In part 1 we looked at cleaning the visor and external shell of your crash helmets. In this part, we have a look at how to clean the inside. Road muck, rain, blasted grit and dirt, sweat, tears – you name it and it can end up dribbling over your face and into your helmet lining. I’m not into cleaning for cleaning’s sake but we’ll all probably want to clean the inside of our helmet from time to time. I myself tend to clean it at least once every 5 years, whether it needs it or not 😉
So here’s a quick guide on how to clean the lining of your crash helmet.
Some helmets – notably those that cost a little more – have removable linings. Which is nice and handy because it makes cleaning them really simple. You can either hand wash the lining in a bowl of warm water and use some baby shampoo (baby shampoo because it doesn’t contain conditioner). Or, you can put it in the washing machine on the delicates (30 degree C) setting. But always read the manufacturers instructions before you do, just to be on the safe side. Rinse, hang dry (not tumble) and it’s job done.
Many helmets have fixed linings (like my Shoei XR-800 in the photos), meaning you can’t remove the linings to clean them. So you have one option – to dunk the helmet in water and clean them in place! Remove the visor and anything else that might be removable – such as a breath guard or cheek pads – and clean them as above. For the rest – the non-removable part – fill a bowl with warm (not hot) water. This can be just water with a bit of washing up liquid, or you could again use baby shampoo.
Give it a good dunk, use a sponge and swill the water around the inside. Use the sponge to squirt the water into the innermost corners – don’t get too physical with it but let the water do the work. You can then use a shower head to rinse out the cleaning water and get all the shampoo out. Make sure you get as much soapy water out as possible so plenty of clean water here.
Leave the helmet to dry naturally and don’t use any artificial drying tools such as hair dryers on it. Dry it somewhere with a bit of ventilation – it will probably take at least 48 hours so leave plenty of time for drying otherwise you might find yourself with a soggy bonce.
Because the inside of the helmet is well insulated, you might find it takes 3 or 4 days to dry. I put mine upside down on top of a central heating boiler (nice and warm but not too boiling) but the heat barely permeated through to the insides because it was so well insulated! So be patient.

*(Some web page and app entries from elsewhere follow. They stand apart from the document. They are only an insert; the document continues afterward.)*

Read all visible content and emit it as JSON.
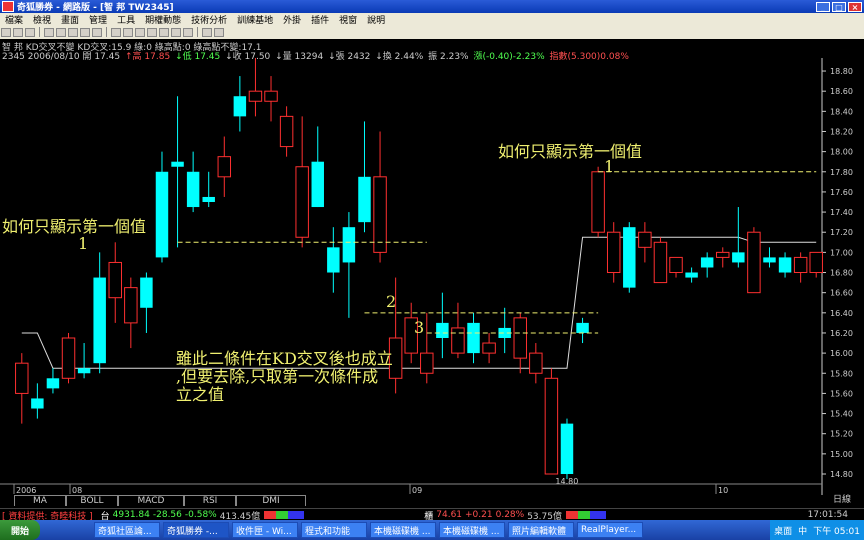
{
  "window": {
    "title": "奇狐勝券 - 網路版 - [智   邦 TW2345]",
    "buttons": [
      "_",
      "□",
      "×"
    ]
  },
  "menu": [
    "檔案",
    "檢視",
    "畫面",
    "管理",
    "工具",
    "期權動態",
    "技術分析",
    "訓練基地",
    "外掛",
    "插件",
    "視窗",
    "說明"
  ],
  "header": {
    "line1": "智   邦 KD交叉不變 KD交叉:15.9 綠:0 綠高點:0 綠高點不變:17.1",
    "line2_parts": [
      {
        "text": "2345 2006/08/10 開 17.45",
        "color": "#cccccc"
      },
      {
        "text": "↑高 17.85",
        "color": "#ff5050"
      },
      {
        "text": "↓低 17.45",
        "color": "#50ff50"
      },
      {
        "text": "↓收 17.50",
        "color": "#cccccc"
      },
      {
        "text": "↓量 13294",
        "color": "#cccccc"
      },
      {
        "text": "↓張 2432",
        "color": "#cccccc"
      },
      {
        "text": "↓換 2.44%",
        "color": "#cccccc"
      },
      {
        "text": "振 2.23%",
        "color": "#cccccc"
      },
      {
        "text": "漲(-0.40)-2.23%",
        "color": "#50ff50"
      },
      {
        "text": "指數(5.300)0.08%",
        "color": "#ff5050"
      }
    ]
  },
  "chart_data": {
    "type": "candlestick",
    "ylim": [
      14.8,
      18.85
    ],
    "yticks": [
      "18.80",
      "18.60",
      "18.40",
      "18.20",
      "18.00",
      "17.80",
      "17.60",
      "17.40",
      "17.20",
      "17.00",
      "16.80",
      "16.60",
      "16.40",
      "16.20",
      "16.00",
      "15.80",
      "15.60",
      "15.40",
      "15.20",
      "15.00",
      "14.80"
    ],
    "high_label": "18.95",
    "low_label": "14.80",
    "xlabels": [
      "2006",
      "08",
      "09",
      "10"
    ],
    "candles": [
      {
        "o": 15.6,
        "c": 15.9,
        "h": 16.0,
        "l": 15.3,
        "up": true
      },
      {
        "o": 15.45,
        "c": 15.55,
        "h": 15.7,
        "l": 15.35,
        "up": false
      },
      {
        "o": 15.65,
        "c": 15.75,
        "h": 15.85,
        "l": 15.6,
        "up": false
      },
      {
        "o": 15.75,
        "c": 16.15,
        "h": 16.2,
        "l": 15.7,
        "up": true
      },
      {
        "o": 15.85,
        "c": 15.8,
        "h": 16.1,
        "l": 15.75,
        "up": false
      },
      {
        "o": 15.9,
        "c": 16.75,
        "h": 17.0,
        "l": 15.8,
        "up": false
      },
      {
        "o": 16.55,
        "c": 16.9,
        "h": 17.1,
        "l": 16.3,
        "up": true
      },
      {
        "o": 16.65,
        "c": 16.3,
        "h": 16.75,
        "l": 16.05,
        "up": true
      },
      {
        "o": 16.45,
        "c": 16.75,
        "h": 16.8,
        "l": 16.2,
        "up": false
      },
      {
        "o": 16.95,
        "c": 17.8,
        "h": 18.0,
        "l": 16.9,
        "up": false
      },
      {
        "o": 17.85,
        "c": 17.9,
        "h": 18.55,
        "l": 17.05,
        "up": false
      },
      {
        "o": 17.45,
        "c": 17.8,
        "h": 18.0,
        "l": 17.4,
        "up": false
      },
      {
        "o": 17.5,
        "c": 17.55,
        "h": 17.8,
        "l": 17.45,
        "up": false
      },
      {
        "o": 17.75,
        "c": 17.95,
        "h": 18.15,
        "l": 17.55,
        "up": true
      },
      {
        "o": 18.35,
        "c": 18.55,
        "h": 18.75,
        "l": 18.2,
        "up": false
      },
      {
        "o": 18.6,
        "c": 18.5,
        "h": 18.95,
        "l": 18.35,
        "up": true
      },
      {
        "o": 18.5,
        "c": 18.6,
        "h": 18.75,
        "l": 18.3,
        "up": true
      },
      {
        "o": 18.35,
        "c": 18.05,
        "h": 18.45,
        "l": 17.95,
        "up": true
      },
      {
        "o": 17.85,
        "c": 17.15,
        "h": 18.35,
        "l": 17.05,
        "up": true
      },
      {
        "o": 17.45,
        "c": 17.9,
        "h": 18.25,
        "l": 17.45,
        "up": false
      },
      {
        "o": 16.8,
        "c": 17.05,
        "h": 17.25,
        "l": 16.6,
        "up": false
      },
      {
        "o": 16.9,
        "c": 17.25,
        "h": 17.4,
        "l": 16.35,
        "up": false
      },
      {
        "o": 17.3,
        "c": 17.75,
        "h": 18.3,
        "l": 17.2,
        "up": false
      },
      {
        "o": 17.75,
        "c": 17.0,
        "h": 18.2,
        "l": 16.9,
        "up": true
      },
      {
        "o": 16.15,
        "c": 15.75,
        "h": 16.75,
        "l": 15.6,
        "up": true
      },
      {
        "o": 16.35,
        "c": 16.0,
        "h": 16.5,
        "l": 15.9,
        "up": true
      },
      {
        "o": 16.0,
        "c": 15.8,
        "h": 16.4,
        "l": 15.7,
        "up": true
      },
      {
        "o": 16.15,
        "c": 16.3,
        "h": 16.6,
        "l": 15.95,
        "up": false
      },
      {
        "o": 16.25,
        "c": 16.0,
        "h": 16.5,
        "l": 15.95,
        "up": true
      },
      {
        "o": 16.3,
        "c": 16.0,
        "h": 16.4,
        "l": 15.9,
        "up": false
      },
      {
        "o": 16.0,
        "c": 16.1,
        "h": 16.2,
        "l": 15.9,
        "up": true
      },
      {
        "o": 16.15,
        "c": 16.25,
        "h": 16.45,
        "l": 16.0,
        "up": false
      },
      {
        "o": 16.35,
        "c": 15.95,
        "h": 16.4,
        "l": 15.8,
        "up": true
      },
      {
        "o": 16.0,
        "c": 15.8,
        "h": 16.1,
        "l": 15.7,
        "up": true
      },
      {
        "o": 15.75,
        "c": 14.8,
        "h": 15.85,
        "l": 14.8,
        "up": true
      },
      {
        "o": 14.8,
        "c": 15.3,
        "h": 15.35,
        "l": 14.75,
        "up": false
      },
      {
        "o": 16.2,
        "c": 16.3,
        "h": 16.35,
        "l": 16.1,
        "up": false
      },
      {
        "o": 17.8,
        "c": 17.2,
        "h": 17.85,
        "l": 17.15,
        "up": true
      },
      {
        "o": 17.2,
        "c": 16.8,
        "h": 17.3,
        "l": 16.7,
        "up": true
      },
      {
        "o": 16.65,
        "c": 17.25,
        "h": 17.3,
        "l": 16.6,
        "up": false
      },
      {
        "o": 17.2,
        "c": 17.05,
        "h": 17.3,
        "l": 16.9,
        "up": true
      },
      {
        "o": 17.1,
        "c": 16.7,
        "h": 17.15,
        "l": 16.7,
        "up": true
      },
      {
        "o": 16.95,
        "c": 16.8,
        "h": 16.95,
        "l": 16.75,
        "up": true
      },
      {
        "o": 16.75,
        "c": 16.8,
        "h": 16.85,
        "l": 16.7,
        "up": false
      },
      {
        "o": 16.85,
        "c": 16.95,
        "h": 17.0,
        "l": 16.75,
        "up": false
      },
      {
        "o": 17.0,
        "c": 16.95,
        "h": 17.05,
        "l": 16.85,
        "up": true
      },
      {
        "o": 16.9,
        "c": 17.0,
        "h": 17.45,
        "l": 16.85,
        "up": false
      },
      {
        "o": 17.2,
        "c": 16.6,
        "h": 17.25,
        "l": 16.6,
        "up": true
      },
      {
        "o": 16.9,
        "c": 16.95,
        "h": 17.05,
        "l": 16.85,
        "up": false
      },
      {
        "o": 16.95,
        "c": 16.8,
        "h": 17.0,
        "l": 16.75,
        "up": false
      },
      {
        "o": 16.8,
        "c": 16.95,
        "h": 17.0,
        "l": 16.7,
        "up": true
      },
      {
        "o": 17.0,
        "c": 16.8,
        "h": 17.0,
        "l": 16.75,
        "up": true
      }
    ],
    "level_line": [
      16.2,
      16.2,
      15.85,
      15.85,
      15.85,
      15.85,
      15.85,
      15.85,
      15.85,
      15.85,
      15.85,
      15.85,
      15.85,
      15.85,
      15.85,
      15.85,
      15.85,
      15.85,
      15.85,
      15.85,
      15.85,
      15.85,
      15.85,
      15.85,
      15.85,
      15.85,
      15.85,
      15.85,
      15.85,
      15.85,
      15.85,
      15.85,
      15.85,
      15.85,
      15.85,
      15.85,
      17.15,
      17.15,
      17.15,
      17.15,
      17.15,
      17.15,
      17.15,
      17.15,
      17.15,
      17.15,
      17.15,
      17.1,
      17.1,
      17.1,
      17.1,
      17.1
    ],
    "dashed_levels": [
      17.1,
      17.8,
      16.4,
      16.2
    ]
  },
  "annotations": {
    "note_left": "如何只顯示第一個值",
    "note_right": "如何只顯示第一個值",
    "num1a": "1",
    "num1b": "1",
    "num2": "2",
    "num3": "3",
    "explain1": "雖此二條件在KD交叉後也成立",
    "explain2": ",但要去除,只取第一次條件成",
    "explain3": "立之值"
  },
  "tabs": [
    "MA",
    "BOLL",
    "MACD",
    "RSI",
    "DMI"
  ],
  "xaxis_right": "日線",
  "status": {
    "source": "[ 資料提供: 奇睦科技 ]",
    "idx1_name": "台",
    "idx1_val": "4931.84",
    "idx1_chg": "-28.56",
    "idx1_pct": "-0.58%",
    "idx1_vol": "413.45億",
    "idx2_name": "櫃",
    "idx2_val": "74.61",
    "idx2_chg": "+0.21",
    "idx2_pct": "0.28%",
    "idx2_vol": "53.75億",
    "clock": "17:01:54"
  },
  "taskbar": {
    "start": "開始",
    "items": [
      "奇狐社區論...",
      "奇狐勝券 -...",
      "收件匣 - Wi...",
      "程式和功能",
      "本機磁碟機 ...",
      "本機磁碟機 ...",
      "照片編輯軟體",
      "RealPlayer..."
    ],
    "tray_label": "桌面",
    "ime": "中",
    "time": "下午 05:01"
  },
  "colors": {
    "up": "#ff3030",
    "down": "#00ffff",
    "annot": "#f0f070",
    "level": "#ffffff"
  }
}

If you want a bit of further reading – here’s a link to cleaning instructions on the FAQ area of the Shoei website: Shoei Helmet cleaning instructions. Also, don’t forget to check out how to clean the visor and external shell of crash helmets in part one of our guide.
Here’s also a video by the Arai importer on how to clean Arai helmets.